Upon leaving their full-time positions, the sibling duo branched into the Asian frozen food market, via a business acquired for its space and equipment. “Peter Chan, who we bought the business from, has been a chef all his life. He taught us his recipes, and we grew from there,” said Sangeetha. Peter has a range of impressive professional experience, from 5-star hotels in Hong Kong and China to starring on a free-to-air television food show in Australia. “We really learnt from the best,” she said.
With the growing demand, they moved to bigger premises; a 2000 sqm site in which they created retail products and innovated, always looking for more and different ways to produce.
It was a short step from there to branch into Middle Eastern cuisine and finally, supplying Qantas, with a Gozleme. “We just kept growing from there, expanding our food service customers, and coming up with new products,” they told us.

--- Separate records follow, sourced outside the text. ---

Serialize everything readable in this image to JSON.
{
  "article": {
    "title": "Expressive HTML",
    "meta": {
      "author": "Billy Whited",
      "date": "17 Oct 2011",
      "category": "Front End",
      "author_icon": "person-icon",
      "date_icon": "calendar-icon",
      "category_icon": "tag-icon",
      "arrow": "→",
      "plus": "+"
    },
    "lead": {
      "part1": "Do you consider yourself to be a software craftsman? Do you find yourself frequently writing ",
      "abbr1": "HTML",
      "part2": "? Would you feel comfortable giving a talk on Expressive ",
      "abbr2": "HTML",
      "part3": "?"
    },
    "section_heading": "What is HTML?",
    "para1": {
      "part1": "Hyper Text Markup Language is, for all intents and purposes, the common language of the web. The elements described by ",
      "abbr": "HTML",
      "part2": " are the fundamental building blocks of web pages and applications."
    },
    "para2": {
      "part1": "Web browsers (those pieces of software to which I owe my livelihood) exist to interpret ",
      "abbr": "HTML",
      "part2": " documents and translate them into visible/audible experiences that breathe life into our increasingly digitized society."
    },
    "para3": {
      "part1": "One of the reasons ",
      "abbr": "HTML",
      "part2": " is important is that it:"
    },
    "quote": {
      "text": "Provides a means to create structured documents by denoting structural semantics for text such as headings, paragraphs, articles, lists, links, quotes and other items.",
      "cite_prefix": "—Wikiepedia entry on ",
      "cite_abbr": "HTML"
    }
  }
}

Supplying to markets with differing needs
Being a diverse and adaptable company comes with its own challenges. Halal certification for UAE and Malaysia, for example, is a quandary because their pork products are their biggest sellers in Australia.
And while there are challenges, this all-in attitude has meant they’ve tackled every challenge head-on and come out on top. “At today’s forum we learnt that lentils are over-saturated in the UAE market,” said Sangeetha. “But because we believe our lentil chips are different, we’ve realized that we have to brand them differently so that they don’t compete with American lentil or other hummus chips in that market.” They may, for example, investigate various certifications before venturing overseas to approach suppliers.
“Essentially, our lentil chip is only available in one village in the north of Sri Lanka – that is how unique this product is. We grew up with it. It gets us excited when people try it and say, ‘Ohh, I used to have this when I was young!’ It’s what we’re most passionate about, and now we have a better chance of getting it out there. To us, this is the taste of home.”
Taking the next step
If you’ve got a product you’re excited about, and you’d like to find a way to share it with the world, reach out – we’re working passionately towards realizing that vision for our clients and can help you, too.